▶ [RECORDED INFORMATION]:
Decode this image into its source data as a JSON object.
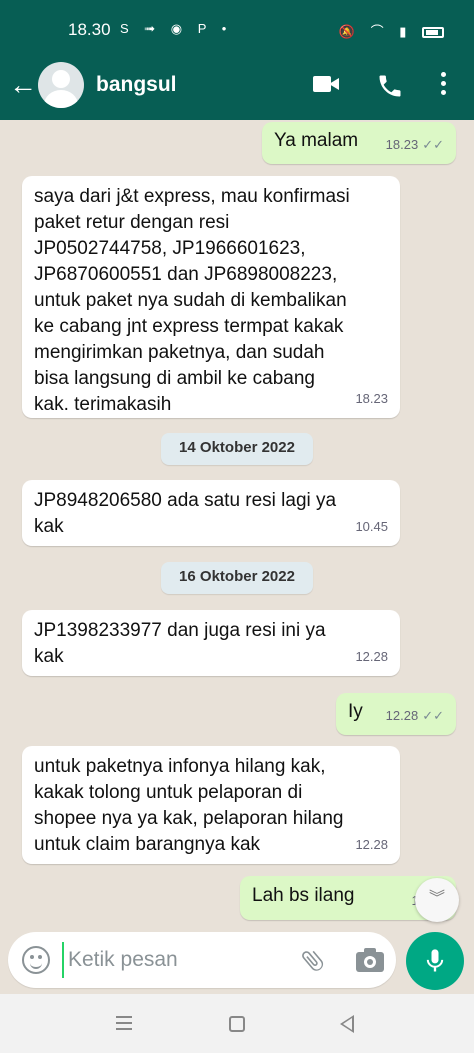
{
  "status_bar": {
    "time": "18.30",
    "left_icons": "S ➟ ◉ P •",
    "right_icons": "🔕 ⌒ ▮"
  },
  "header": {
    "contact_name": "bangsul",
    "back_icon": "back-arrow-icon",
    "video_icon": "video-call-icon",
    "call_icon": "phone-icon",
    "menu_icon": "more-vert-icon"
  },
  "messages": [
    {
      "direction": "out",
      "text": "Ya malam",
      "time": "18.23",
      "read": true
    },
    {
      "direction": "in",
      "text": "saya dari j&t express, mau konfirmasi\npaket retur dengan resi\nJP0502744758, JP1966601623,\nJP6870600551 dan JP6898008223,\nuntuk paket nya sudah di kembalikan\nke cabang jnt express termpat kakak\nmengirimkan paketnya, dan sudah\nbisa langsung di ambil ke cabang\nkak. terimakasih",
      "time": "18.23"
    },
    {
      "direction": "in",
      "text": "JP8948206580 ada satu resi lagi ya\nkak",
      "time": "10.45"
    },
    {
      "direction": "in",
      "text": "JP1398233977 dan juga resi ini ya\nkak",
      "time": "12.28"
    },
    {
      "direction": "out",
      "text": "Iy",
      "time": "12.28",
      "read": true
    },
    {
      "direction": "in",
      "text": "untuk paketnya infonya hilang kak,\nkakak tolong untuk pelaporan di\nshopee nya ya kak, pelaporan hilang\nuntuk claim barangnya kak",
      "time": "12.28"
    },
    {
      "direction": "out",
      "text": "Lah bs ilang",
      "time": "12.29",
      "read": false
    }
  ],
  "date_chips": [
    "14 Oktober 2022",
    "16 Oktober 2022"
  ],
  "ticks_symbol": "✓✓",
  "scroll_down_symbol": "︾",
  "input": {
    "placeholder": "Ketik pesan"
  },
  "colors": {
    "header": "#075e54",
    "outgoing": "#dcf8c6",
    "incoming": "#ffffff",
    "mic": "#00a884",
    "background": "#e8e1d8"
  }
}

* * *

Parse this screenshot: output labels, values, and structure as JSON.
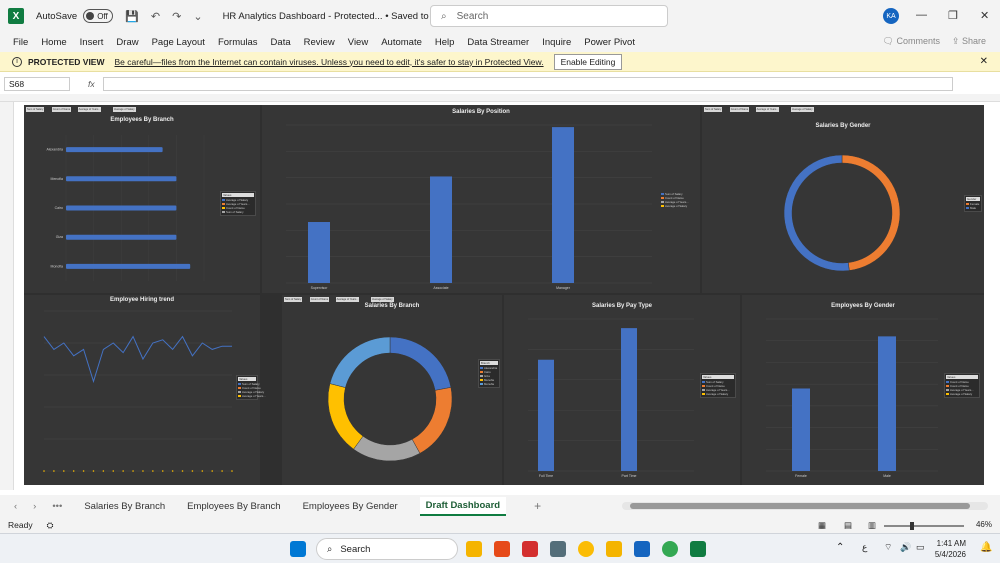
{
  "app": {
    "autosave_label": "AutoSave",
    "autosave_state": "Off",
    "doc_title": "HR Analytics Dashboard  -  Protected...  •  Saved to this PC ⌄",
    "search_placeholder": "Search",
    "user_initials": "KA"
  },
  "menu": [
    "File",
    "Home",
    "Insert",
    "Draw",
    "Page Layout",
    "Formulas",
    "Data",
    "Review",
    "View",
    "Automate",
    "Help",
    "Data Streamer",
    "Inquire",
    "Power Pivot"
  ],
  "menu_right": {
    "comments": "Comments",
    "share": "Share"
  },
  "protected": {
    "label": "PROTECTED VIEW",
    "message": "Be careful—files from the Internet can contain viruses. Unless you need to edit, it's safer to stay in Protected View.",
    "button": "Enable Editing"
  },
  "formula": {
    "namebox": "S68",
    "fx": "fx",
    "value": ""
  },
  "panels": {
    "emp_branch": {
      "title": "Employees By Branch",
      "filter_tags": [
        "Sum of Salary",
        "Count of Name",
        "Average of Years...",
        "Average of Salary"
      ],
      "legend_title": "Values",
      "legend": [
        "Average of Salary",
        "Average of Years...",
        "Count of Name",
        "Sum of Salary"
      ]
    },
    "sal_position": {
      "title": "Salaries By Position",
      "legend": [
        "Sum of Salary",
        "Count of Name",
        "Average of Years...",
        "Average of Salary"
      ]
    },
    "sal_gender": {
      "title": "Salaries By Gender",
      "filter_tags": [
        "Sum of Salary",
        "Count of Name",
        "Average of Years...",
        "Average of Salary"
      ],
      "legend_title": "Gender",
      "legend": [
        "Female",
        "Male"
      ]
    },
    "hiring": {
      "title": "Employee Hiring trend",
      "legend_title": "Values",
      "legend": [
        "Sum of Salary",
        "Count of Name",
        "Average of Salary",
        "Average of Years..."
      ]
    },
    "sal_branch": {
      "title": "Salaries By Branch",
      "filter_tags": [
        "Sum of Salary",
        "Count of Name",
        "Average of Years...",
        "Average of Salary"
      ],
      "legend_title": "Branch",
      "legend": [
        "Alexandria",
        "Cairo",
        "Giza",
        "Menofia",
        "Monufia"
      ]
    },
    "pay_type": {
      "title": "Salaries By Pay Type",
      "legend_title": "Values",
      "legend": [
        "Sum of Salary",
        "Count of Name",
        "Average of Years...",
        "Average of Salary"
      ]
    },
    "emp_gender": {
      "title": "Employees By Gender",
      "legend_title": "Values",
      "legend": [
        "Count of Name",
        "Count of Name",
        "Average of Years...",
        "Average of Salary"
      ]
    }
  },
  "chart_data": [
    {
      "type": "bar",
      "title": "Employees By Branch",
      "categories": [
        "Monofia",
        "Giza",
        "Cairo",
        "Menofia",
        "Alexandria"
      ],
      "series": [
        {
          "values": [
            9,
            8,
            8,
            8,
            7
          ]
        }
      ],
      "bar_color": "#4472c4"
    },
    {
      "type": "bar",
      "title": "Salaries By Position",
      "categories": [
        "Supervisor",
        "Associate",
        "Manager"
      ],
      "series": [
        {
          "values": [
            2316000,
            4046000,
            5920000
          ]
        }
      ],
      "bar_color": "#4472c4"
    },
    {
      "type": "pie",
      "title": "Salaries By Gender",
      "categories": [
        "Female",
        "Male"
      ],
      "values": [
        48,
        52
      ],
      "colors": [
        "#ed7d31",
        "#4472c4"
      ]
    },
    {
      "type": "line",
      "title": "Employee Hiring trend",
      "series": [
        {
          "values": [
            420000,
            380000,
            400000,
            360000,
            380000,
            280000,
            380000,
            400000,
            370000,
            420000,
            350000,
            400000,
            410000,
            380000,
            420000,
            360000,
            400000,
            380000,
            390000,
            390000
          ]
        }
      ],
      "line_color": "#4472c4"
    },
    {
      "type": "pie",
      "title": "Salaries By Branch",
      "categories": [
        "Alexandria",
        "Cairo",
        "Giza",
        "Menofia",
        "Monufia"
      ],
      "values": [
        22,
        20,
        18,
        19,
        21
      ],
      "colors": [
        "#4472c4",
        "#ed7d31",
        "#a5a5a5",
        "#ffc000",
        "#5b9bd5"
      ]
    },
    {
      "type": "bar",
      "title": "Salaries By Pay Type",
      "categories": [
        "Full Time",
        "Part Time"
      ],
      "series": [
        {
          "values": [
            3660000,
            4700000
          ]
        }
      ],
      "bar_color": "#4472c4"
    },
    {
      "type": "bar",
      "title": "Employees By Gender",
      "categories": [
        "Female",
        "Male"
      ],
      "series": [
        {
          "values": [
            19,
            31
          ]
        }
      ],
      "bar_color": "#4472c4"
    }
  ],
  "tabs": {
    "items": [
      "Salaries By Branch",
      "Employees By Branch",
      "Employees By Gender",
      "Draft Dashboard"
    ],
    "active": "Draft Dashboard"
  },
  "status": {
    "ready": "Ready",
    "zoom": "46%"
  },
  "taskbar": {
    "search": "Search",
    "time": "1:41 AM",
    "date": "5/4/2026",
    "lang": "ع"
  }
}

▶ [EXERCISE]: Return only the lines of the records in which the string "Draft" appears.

▶ [ANSWER TO THE PROBLEM]:
      "Draft Dashboard"
    "active": "Draft Dashboard"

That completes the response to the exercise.